- Brief: Print every line below without adding or leaving out a single word.

........

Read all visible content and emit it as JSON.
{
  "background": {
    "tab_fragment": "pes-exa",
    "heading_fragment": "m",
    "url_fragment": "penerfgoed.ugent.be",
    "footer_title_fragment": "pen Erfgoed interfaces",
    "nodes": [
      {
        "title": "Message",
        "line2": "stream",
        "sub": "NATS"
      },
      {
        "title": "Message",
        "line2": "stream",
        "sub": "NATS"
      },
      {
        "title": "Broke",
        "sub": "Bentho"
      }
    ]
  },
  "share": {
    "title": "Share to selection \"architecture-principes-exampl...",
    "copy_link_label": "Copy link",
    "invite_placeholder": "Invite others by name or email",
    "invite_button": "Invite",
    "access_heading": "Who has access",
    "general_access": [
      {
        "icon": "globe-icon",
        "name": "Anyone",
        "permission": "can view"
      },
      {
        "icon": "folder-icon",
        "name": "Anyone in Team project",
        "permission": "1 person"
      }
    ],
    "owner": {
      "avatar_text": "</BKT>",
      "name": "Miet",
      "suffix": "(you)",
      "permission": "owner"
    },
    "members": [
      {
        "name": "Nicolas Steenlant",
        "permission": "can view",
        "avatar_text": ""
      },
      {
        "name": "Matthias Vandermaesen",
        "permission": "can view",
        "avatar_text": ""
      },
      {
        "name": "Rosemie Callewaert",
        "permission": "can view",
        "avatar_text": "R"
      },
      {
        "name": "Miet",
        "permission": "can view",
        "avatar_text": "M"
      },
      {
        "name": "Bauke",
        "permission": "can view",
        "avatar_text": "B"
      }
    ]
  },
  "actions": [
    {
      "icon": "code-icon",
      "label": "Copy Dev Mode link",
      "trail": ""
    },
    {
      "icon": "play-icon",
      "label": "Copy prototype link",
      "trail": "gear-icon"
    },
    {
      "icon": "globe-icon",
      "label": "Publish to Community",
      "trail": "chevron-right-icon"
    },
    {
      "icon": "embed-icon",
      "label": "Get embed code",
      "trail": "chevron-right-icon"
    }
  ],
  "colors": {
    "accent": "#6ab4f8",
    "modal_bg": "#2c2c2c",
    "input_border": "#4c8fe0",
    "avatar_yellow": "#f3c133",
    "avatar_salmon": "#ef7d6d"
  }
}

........

- Response for this exercise:
Read all visible content and emit it as JSON.
{
  "background": {
    "tab_fragment": "pes-exa",
    "heading_fragment": "m",
    "url_fragment": "penerfgoed.ugent.be",
    "footer_title_fragment": "pen Erfgoed interfaces",
    "nodes": [
      {
        "title": "Message",
        "line2": "stream",
        "sub": "NATS"
      },
      {
        "title": "Message",
        "line2": "stream",
        "sub": "NATS"
      },
      {
        "title": "Broke",
        "sub": "Bentho"
      }
    ]
  },
  "share": {
    "title": "Share to selection \"architecture-principes-exampl...",
    "copy_link_label": "Copy link",
    "invite_placeholder": "Invite others by name or email",
    "invite_button": "Invite",
    "access_heading": "Who has access",
    "general_access": [
      {
        "icon": "globe-icon",
        "name": "Anyone",
        "permission": "can view"
      },
      {
        "icon": "folder-icon",
        "name": "Anyone in Team project",
        "permission": "1 person"
      }
    ],
    "owner": {
      "avatar_text": "</BKT>",
      "name": "Miet",
      "suffix": "(you)",
      "permission": "owner"
    },
    "members": [
      {
        "name": "Nicolas Steenlant",
        "permission": "can view",
        "avatar_text": ""
      },
      {
        "name": "Matthias Vandermaesen",
        "permission": "can view",
        "avatar_text": ""
      },
      {
        "name": "Rosemie Callewaert",
        "permission": "can view",
        "avatar_text": "R"
      },
      {
        "name": "Miet",
        "permission": "can view",
        "avatar_text": "M"
      },
      {
        "name": "Bauke",
        "permission": "can view",
        "avatar_text": "B"
      }
    ]
  },
  "actions": [
    {
      "icon": "code-icon",
      "label": "Copy Dev Mode link",
      "trail": ""
    },
    {
      "icon": "play-icon",
      "label": "Copy prototype link",
      "trail": "gear-icon"
    },
    {
      "icon": "globe-icon",
      "label": "Publish to Community",
      "trail": "chevron-right-icon"
    },
    {
      "icon": "embed-icon",
      "label": "Get embed code",
      "trail": "chevron-right-icon"
    }
  ],
  "colors": {
    "accent": "#6ab4f8",
    "modal_bg": "#2c2c2c",
    "input_border": "#4c8fe0",
    "avatar_yellow": "#f3c133",
    "avatar_salmon": "#ef7d6d"
  }
}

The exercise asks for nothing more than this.